Work request | All of the data should be restated exactly as it stands.

------ Dataset

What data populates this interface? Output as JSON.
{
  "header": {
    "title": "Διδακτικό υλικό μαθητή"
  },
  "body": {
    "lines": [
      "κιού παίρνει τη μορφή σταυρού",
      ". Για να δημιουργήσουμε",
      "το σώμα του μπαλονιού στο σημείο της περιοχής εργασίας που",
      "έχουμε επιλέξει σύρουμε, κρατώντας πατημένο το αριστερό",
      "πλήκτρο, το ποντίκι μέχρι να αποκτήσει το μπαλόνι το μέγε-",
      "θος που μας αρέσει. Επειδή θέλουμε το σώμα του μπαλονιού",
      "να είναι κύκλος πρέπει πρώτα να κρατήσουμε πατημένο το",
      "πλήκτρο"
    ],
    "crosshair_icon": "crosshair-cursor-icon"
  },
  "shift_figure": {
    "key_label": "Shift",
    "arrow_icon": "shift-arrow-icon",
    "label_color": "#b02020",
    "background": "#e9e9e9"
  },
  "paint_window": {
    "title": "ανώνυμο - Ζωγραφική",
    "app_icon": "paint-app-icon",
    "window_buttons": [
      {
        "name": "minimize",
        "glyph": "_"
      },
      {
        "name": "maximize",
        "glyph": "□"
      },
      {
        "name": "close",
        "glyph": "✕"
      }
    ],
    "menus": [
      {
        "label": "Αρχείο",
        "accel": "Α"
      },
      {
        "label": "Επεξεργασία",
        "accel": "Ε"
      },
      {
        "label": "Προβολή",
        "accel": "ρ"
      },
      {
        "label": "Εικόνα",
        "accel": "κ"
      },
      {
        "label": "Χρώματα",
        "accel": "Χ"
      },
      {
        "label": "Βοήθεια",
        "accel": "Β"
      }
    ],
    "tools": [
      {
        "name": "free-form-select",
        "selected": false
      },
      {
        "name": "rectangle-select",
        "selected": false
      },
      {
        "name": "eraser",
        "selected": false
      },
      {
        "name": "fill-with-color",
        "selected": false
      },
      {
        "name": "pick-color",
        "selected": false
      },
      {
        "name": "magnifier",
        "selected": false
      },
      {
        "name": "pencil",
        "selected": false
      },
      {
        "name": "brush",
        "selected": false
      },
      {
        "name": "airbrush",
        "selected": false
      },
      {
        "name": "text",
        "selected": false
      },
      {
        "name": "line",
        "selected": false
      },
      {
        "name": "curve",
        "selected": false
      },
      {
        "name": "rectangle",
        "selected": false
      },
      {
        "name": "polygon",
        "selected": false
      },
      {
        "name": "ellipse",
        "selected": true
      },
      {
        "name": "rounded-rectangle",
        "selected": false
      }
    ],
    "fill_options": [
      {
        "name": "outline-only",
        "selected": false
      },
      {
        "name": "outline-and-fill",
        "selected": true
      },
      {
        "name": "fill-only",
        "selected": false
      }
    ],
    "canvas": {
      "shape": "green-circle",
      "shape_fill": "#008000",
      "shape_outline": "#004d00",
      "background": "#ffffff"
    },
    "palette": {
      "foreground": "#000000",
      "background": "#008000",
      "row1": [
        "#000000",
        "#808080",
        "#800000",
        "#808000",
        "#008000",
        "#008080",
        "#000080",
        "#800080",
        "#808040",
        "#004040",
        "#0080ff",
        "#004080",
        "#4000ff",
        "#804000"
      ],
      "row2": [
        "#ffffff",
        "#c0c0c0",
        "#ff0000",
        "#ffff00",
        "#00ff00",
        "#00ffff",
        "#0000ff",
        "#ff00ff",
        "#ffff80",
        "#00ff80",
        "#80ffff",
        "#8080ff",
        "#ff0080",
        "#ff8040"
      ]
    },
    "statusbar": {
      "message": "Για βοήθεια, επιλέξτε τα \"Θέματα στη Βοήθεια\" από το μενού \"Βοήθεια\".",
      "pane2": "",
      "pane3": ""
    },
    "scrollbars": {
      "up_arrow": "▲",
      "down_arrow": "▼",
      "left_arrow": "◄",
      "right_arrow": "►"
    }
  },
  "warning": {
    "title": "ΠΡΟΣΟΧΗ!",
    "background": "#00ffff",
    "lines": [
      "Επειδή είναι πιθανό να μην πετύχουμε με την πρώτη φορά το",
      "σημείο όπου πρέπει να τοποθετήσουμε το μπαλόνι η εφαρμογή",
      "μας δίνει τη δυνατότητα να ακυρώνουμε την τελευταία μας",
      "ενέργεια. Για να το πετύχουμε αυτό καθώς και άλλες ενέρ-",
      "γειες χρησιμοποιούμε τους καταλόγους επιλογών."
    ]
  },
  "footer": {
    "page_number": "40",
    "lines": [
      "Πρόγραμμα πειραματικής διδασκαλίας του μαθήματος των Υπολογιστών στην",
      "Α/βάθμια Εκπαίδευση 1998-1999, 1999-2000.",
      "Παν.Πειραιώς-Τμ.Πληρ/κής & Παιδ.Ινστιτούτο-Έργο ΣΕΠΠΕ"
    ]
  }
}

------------

Response to this exercise |
What data populates this interface? Output as JSON.
{
  "header": {
    "title": "Διδακτικό υλικό μαθητή"
  },
  "body": {
    "lines": [
      "κιού παίρνει τη μορφή σταυρού",
      ". Για να δημιουργήσουμε",
      "το σώμα του μπαλονιού στο σημείο της περιοχής εργασίας που",
      "έχουμε επιλέξει σύρουμε, κρατώντας πατημένο το αριστερό",
      "πλήκτρο, το ποντίκι μέχρι να αποκτήσει το μπαλόνι το μέγε-",
      "θος που μας αρέσει. Επειδή θέλουμε το σώμα του μπαλονιού",
      "να είναι κύκλος πρέπει πρώτα να κρατήσουμε πατημένο το",
      "πλήκτρο"
    ],
    "crosshair_icon": "crosshair-cursor-icon"
  },
  "shift_figure": {
    "key_label": "Shift",
    "arrow_icon": "shift-arrow-icon",
    "label_color": "#b02020",
    "background": "#e9e9e9"
  },
  "paint_window": {
    "title": "ανώνυμο - Ζωγραφική",
    "app_icon": "paint-app-icon",
    "window_buttons": [
      {
        "name": "minimize",
        "glyph": "_"
      },
      {
        "name": "maximize",
        "glyph": "□"
      },
      {
        "name": "close",
        "glyph": "✕"
      }
    ],
    "menus": [
      {
        "label": "Αρχείο",
        "accel": "Α"
      },
      {
        "label": "Επεξεργασία",
        "accel": "Ε"
      },
      {
        "label": "Προβολή",
        "accel": "ρ"
      },
      {
        "label": "Εικόνα",
        "accel": "κ"
      },
      {
        "label": "Χρώματα",
        "accel": "Χ"
      },
      {
        "label": "Βοήθεια",
        "accel": "Β"
      }
    ],
    "tools": [
      {
        "name": "free-form-select",
        "selected": false
      },
      {
        "name": "rectangle-select",
        "selected": false
      },
      {
        "name": "eraser",
        "selected": false
      },
      {
        "name": "fill-with-color",
        "selected": false
      },
      {
        "name": "pick-color",
        "selected": false
      },
      {
        "name": "magnifier",
        "selected": false
      },
      {
        "name": "pencil",
        "selected": false
      },
      {
        "name": "brush",
        "selected": false
      },
      {
        "name": "airbrush",
        "selected": false
      },
      {
        "name": "text",
        "selected": false
      },
      {
        "name": "line",
        "selected": false
      },
      {
        "name": "curve",
        "selected": false
      },
      {
        "name": "rectangle",
        "selected": false
      },
      {
        "name": "polygon",
        "selected": false
      },
      {
        "name": "ellipse",
        "selected": true
      },
      {
        "name": "rounded-rectangle",
        "selected": false
      }
    ],
    "fill_options": [
      {
        "name": "outline-only",
        "selected": false
      },
      {
        "name": "outline-and-fill",
        "selected": true
      },
      {
        "name": "fill-only",
        "selected": false
      }
    ],
    "canvas": {
      "shape": "green-circle",
      "shape_fill": "#008000",
      "shape_outline": "#004d00",
      "background": "#ffffff"
    },
    "palette": {
      "foreground": "#000000",
      "background": "#008000",
      "row1": [
        "#000000",
        "#808080",
        "#800000",
        "#808000",
        "#008000",
        "#008080",
        "#000080",
        "#800080",
        "#808040",
        "#004040",
        "#0080ff",
        "#004080",
        "#4000ff",
        "#804000"
      ],
      "row2": [
        "#ffffff",
        "#c0c0c0",
        "#ff0000",
        "#ffff00",
        "#00ff00",
        "#00ffff",
        "#0000ff",
        "#ff00ff",
        "#ffff80",
        "#00ff80",
        "#80ffff",
        "#8080ff",
        "#ff0080",
        "#ff8040"
      ]
    },
    "statusbar": {
      "message": "Για βοήθεια, επιλέξτε τα \"Θέματα στη Βοήθεια\" από το μενού \"Βοήθεια\".",
      "pane2": "",
      "pane3": ""
    },
    "scrollbars": {
      "up_arrow": "▲",
      "down_arrow": "▼",
      "left_arrow": "◄",
      "right_arrow": "►"
    }
  },
  "warning": {
    "title": "ΠΡΟΣΟΧΗ!",
    "background": "#00ffff",
    "lines": [
      "Επειδή είναι πιθανό να μην πετύχουμε με την πρώτη φορά το",
      "σημείο όπου πρέπει να τοποθετήσουμε το μπαλόνι η εφαρμογή",
      "μας δίνει τη δυνατότητα να ακυρώνουμε την τελευταία μας",
      "ενέργεια. Για να το πετύχουμε αυτό καθώς και άλλες ενέρ-",
      "γειες χρησιμοποιούμε τους καταλόγους επιλογών."
    ]
  },
  "footer": {
    "page_number": "40",
    "lines": [
      "Πρόγραμμα πειραματικής διδασκαλίας του μαθήματος των Υπολογιστών στην",
      "Α/βάθμια Εκπαίδευση 1998-1999, 1999-2000.",
      "Παν.Πειραιώς-Τμ.Πληρ/κής & Παιδ.Ινστιτούτο-Έργο ΣΕΠΠΕ"
    ]
  }
}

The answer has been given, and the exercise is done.